*** Opening of Dataset records ***

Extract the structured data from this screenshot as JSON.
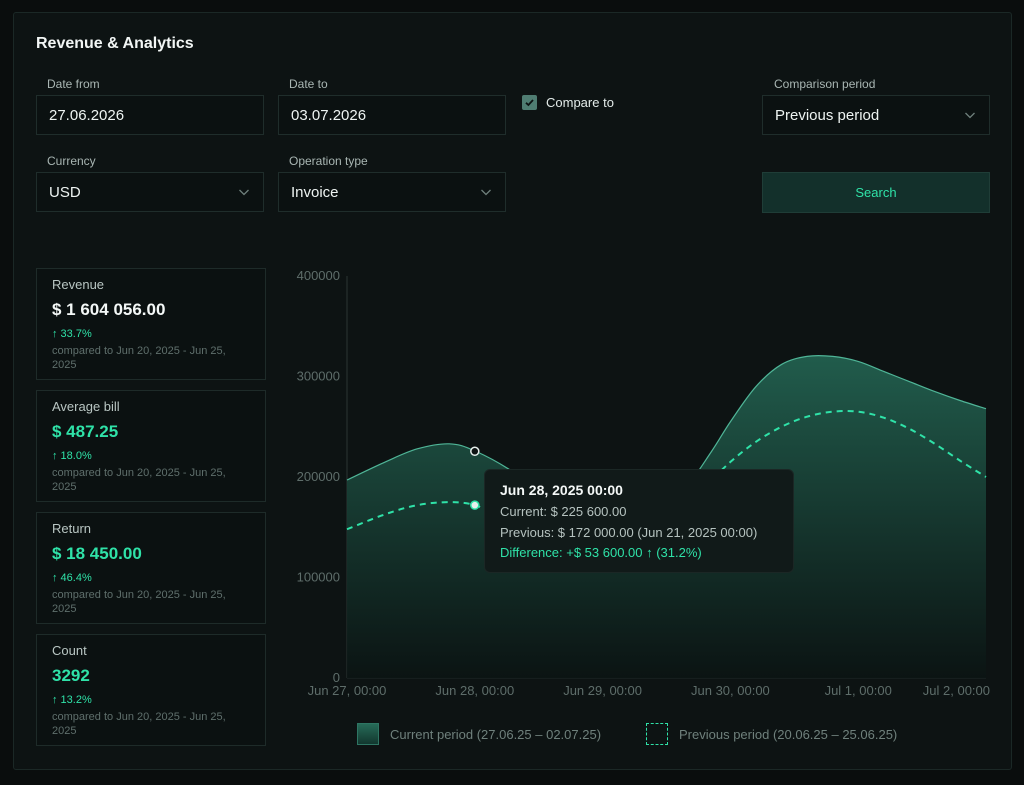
{
  "header": {
    "title": "Revenue & Analytics"
  },
  "filters": {
    "date_from": {
      "label": "Date from",
      "value": "27.06.2026"
    },
    "date_to": {
      "label": "Date to",
      "value": "03.07.2026"
    },
    "compare_to": {
      "label": "Compare to",
      "checked": true
    },
    "comparison_period": {
      "label": "Comparison period",
      "value": "Previous period"
    },
    "currency": {
      "label": "Currency",
      "value": "USD"
    },
    "operation_type": {
      "label": "Operation type",
      "value": "Invoice"
    },
    "search_label": "Search"
  },
  "stats": [
    {
      "label": "Revenue",
      "value": "$ 1 604 056.00",
      "change": "↑ 33.7%",
      "compare": "compared to Jun 20, 2025 - Jun 25, 2025"
    },
    {
      "label": "Average bill",
      "value": "$ 487.25",
      "change": "↑ 18.0%",
      "compare": "compared to Jun 20, 2025 - Jun 25, 2025"
    },
    {
      "label": "Return",
      "value": "$ 18 450.00",
      "change": "↑ 46.4%",
      "compare": "compared to Jun 20, 2025 - Jun 25, 2025"
    },
    {
      "label": "Count",
      "value": "3292",
      "change": "↑ 13.2%",
      "compare": "compared to Jun 20, 2025 - Jun 25, 2025"
    }
  ],
  "tooltip": {
    "title": "Jun 28, 2025 00:00",
    "current": "Current: $ 225 600.00",
    "previous": "Previous: $ 172 000.00 (Jun 21, 2025 00:00)",
    "difference": "Difference: +$ 53 600.00 ↑ (31.2%)"
  },
  "legend": {
    "current": "Current period (27.06.25 – 02.07.25)",
    "previous": "Previous period (20.06.25 – 25.06.25)"
  },
  "colors": {
    "accent": "#2fe2a8",
    "current_fill": "#1f5a4b",
    "current_line": "#4fb597",
    "previous_line": "#2fe2a8"
  },
  "chart_data": {
    "type": "area",
    "x": [
      "Jun 27, 00:00",
      "Jun 28, 00:00",
      "Jun 29, 00:00",
      "Jun 30, 00:00",
      "Jul 1, 00:00",
      "Jul 2, 00:00"
    ],
    "y_ticks": [
      0,
      100000,
      200000,
      300000,
      400000
    ],
    "ylim": [
      0,
      400000
    ],
    "series": [
      {
        "name": "Current period (27.06.25 – 02.07.25)",
        "style": "area",
        "x": [
          0,
          0.3,
          0.55,
          0.8,
          1.0,
          1.3,
          1.6,
          1.8,
          2.0,
          2.2,
          2.4,
          2.6,
          2.85,
          3.0,
          3.2,
          3.4,
          3.6,
          3.8,
          4.0,
          4.2,
          4.4,
          4.6,
          4.8,
          5.0
        ],
        "values": [
          197000,
          215000,
          228000,
          233000,
          226000,
          205000,
          175000,
          155000,
          148000,
          150000,
          160000,
          180000,
          225000,
          255000,
          290000,
          312000,
          320000,
          320000,
          315000,
          305000,
          295000,
          285000,
          276000,
          268000
        ]
      },
      {
        "name": "Previous period (20.06.25 – 25.06.25)",
        "style": "dashed-line",
        "x": [
          0,
          0.3,
          0.55,
          0.8,
          1.0,
          1.2,
          1.5,
          1.8,
          2.0,
          2.2,
          2.4,
          2.6,
          2.8,
          3.0,
          3.2,
          3.4,
          3.6,
          3.8,
          4.0,
          4.2,
          4.4,
          4.6,
          4.8,
          5.0
        ],
        "values": [
          148000,
          163000,
          172000,
          175000,
          172000,
          160000,
          140000,
          128000,
          125000,
          130000,
          145000,
          165000,
          190000,
          215000,
          235000,
          250000,
          260000,
          265000,
          265000,
          259000,
          248000,
          233000,
          216000,
          200000
        ]
      }
    ],
    "highlight": {
      "x": 1.0,
      "current": 225600,
      "previous": 172000
    },
    "xlabel": "",
    "ylabel": "",
    "grid": false
  }
}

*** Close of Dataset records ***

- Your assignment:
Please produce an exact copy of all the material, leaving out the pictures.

- Answer:
Extract the structured data from this screenshot as JSON.
{
  "header": {
    "title": "Revenue & Analytics"
  },
  "filters": {
    "date_from": {
      "label": "Date from",
      "value": "27.06.2026"
    },
    "date_to": {
      "label": "Date to",
      "value": "03.07.2026"
    },
    "compare_to": {
      "label": "Compare to",
      "checked": true
    },
    "comparison_period": {
      "label": "Comparison period",
      "value": "Previous period"
    },
    "currency": {
      "label": "Currency",
      "value": "USD"
    },
    "operation_type": {
      "label": "Operation type",
      "value": "Invoice"
    },
    "search_label": "Search"
  },
  "stats": [
    {
      "label": "Revenue",
      "value": "$ 1 604 056.00",
      "change": "↑ 33.7%",
      "compare": "compared to Jun 20, 2025 - Jun 25, 2025"
    },
    {
      "label": "Average bill",
      "value": "$ 487.25",
      "change": "↑ 18.0%",
      "compare": "compared to Jun 20, 2025 - Jun 25, 2025"
    },
    {
      "label": "Return",
      "value": "$ 18 450.00",
      "change": "↑ 46.4%",
      "compare": "compared to Jun 20, 2025 - Jun 25, 2025"
    },
    {
      "label": "Count",
      "value": "3292",
      "change": "↑ 13.2%",
      "compare": "compared to Jun 20, 2025 - Jun 25, 2025"
    }
  ],
  "tooltip": {
    "title": "Jun 28, 2025 00:00",
    "current": "Current: $ 225 600.00",
    "previous": "Previous: $ 172 000.00 (Jun 21, 2025 00:00)",
    "difference": "Difference: +$ 53 600.00 ↑ (31.2%)"
  },
  "legend": {
    "current": "Current period (27.06.25 – 02.07.25)",
    "previous": "Previous period (20.06.25 – 25.06.25)"
  },
  "colors": {
    "accent": "#2fe2a8",
    "current_fill": "#1f5a4b",
    "current_line": "#4fb597",
    "previous_line": "#2fe2a8"
  },
  "chart_data": {
    "type": "area",
    "x": [
      "Jun 27, 00:00",
      "Jun 28, 00:00",
      "Jun 29, 00:00",
      "Jun 30, 00:00",
      "Jul 1, 00:00",
      "Jul 2, 00:00"
    ],
    "y_ticks": [
      0,
      100000,
      200000,
      300000,
      400000
    ],
    "ylim": [
      0,
      400000
    ],
    "series": [
      {
        "name": "Current period (27.06.25 – 02.07.25)",
        "style": "area",
        "x": [
          0,
          0.3,
          0.55,
          0.8,
          1.0,
          1.3,
          1.6,
          1.8,
          2.0,
          2.2,
          2.4,
          2.6,
          2.85,
          3.0,
          3.2,
          3.4,
          3.6,
          3.8,
          4.0,
          4.2,
          4.4,
          4.6,
          4.8,
          5.0
        ],
        "values": [
          197000,
          215000,
          228000,
          233000,
          226000,
          205000,
          175000,
          155000,
          148000,
          150000,
          160000,
          180000,
          225000,
          255000,
          290000,
          312000,
          320000,
          320000,
          315000,
          305000,
          295000,
          285000,
          276000,
          268000
        ]
      },
      {
        "name": "Previous period (20.06.25 – 25.06.25)",
        "style": "dashed-line",
        "x": [
          0,
          0.3,
          0.55,
          0.8,
          1.0,
          1.2,
          1.5,
          1.8,
          2.0,
          2.2,
          2.4,
          2.6,
          2.8,
          3.0,
          3.2,
          3.4,
          3.6,
          3.8,
          4.0,
          4.2,
          4.4,
          4.6,
          4.8,
          5.0
        ],
        "values": [
          148000,
          163000,
          172000,
          175000,
          172000,
          160000,
          140000,
          128000,
          125000,
          130000,
          145000,
          165000,
          190000,
          215000,
          235000,
          250000,
          260000,
          265000,
          265000,
          259000,
          248000,
          233000,
          216000,
          200000
        ]
      }
    ],
    "highlight": {
      "x": 1.0,
      "current": 225600,
      "previous": 172000
    },
    "xlabel": "",
    "ylabel": "",
    "grid": false
  }
}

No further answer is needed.